**Instructions for the task:** Would you count the lines in the entries below that contain "icon"? Reply with the number only.

Content starts

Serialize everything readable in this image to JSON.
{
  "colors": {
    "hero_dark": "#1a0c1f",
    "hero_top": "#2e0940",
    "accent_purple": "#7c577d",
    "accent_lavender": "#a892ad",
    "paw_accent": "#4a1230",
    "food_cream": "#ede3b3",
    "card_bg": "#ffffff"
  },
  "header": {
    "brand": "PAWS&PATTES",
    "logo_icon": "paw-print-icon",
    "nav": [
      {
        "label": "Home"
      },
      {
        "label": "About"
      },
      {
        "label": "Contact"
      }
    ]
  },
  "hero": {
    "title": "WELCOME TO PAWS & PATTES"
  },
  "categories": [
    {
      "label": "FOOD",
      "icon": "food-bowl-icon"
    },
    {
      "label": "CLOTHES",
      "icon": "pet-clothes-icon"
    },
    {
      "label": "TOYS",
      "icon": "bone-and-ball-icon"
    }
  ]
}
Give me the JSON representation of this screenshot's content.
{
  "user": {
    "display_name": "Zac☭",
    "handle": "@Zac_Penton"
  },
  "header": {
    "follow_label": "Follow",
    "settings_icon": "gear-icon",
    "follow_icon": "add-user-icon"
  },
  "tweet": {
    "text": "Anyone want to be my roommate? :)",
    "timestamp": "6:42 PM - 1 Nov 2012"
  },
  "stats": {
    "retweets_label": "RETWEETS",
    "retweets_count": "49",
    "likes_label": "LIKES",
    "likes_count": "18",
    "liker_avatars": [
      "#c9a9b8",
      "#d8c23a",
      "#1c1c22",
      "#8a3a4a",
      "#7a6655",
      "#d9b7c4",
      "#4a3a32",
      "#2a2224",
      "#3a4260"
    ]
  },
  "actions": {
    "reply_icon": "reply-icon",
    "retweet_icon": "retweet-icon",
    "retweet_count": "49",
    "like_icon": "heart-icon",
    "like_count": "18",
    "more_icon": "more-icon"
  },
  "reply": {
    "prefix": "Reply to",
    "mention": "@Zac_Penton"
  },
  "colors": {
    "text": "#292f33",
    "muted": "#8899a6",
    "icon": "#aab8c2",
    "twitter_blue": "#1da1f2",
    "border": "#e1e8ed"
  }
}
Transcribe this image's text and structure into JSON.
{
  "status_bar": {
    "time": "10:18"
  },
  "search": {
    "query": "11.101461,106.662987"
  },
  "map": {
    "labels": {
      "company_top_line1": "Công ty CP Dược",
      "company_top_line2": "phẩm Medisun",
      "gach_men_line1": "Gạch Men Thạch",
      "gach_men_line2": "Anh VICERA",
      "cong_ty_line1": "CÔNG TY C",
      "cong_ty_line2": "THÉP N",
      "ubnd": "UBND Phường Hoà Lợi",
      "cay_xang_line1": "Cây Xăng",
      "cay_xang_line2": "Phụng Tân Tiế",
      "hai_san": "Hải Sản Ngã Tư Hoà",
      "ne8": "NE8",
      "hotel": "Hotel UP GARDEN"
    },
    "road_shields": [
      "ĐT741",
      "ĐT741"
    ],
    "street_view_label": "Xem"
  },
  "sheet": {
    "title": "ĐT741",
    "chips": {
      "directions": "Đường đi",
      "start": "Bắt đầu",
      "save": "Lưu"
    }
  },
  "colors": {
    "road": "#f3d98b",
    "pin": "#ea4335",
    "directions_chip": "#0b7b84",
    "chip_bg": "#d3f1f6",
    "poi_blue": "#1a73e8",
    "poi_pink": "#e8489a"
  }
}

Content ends

**Solution:** 11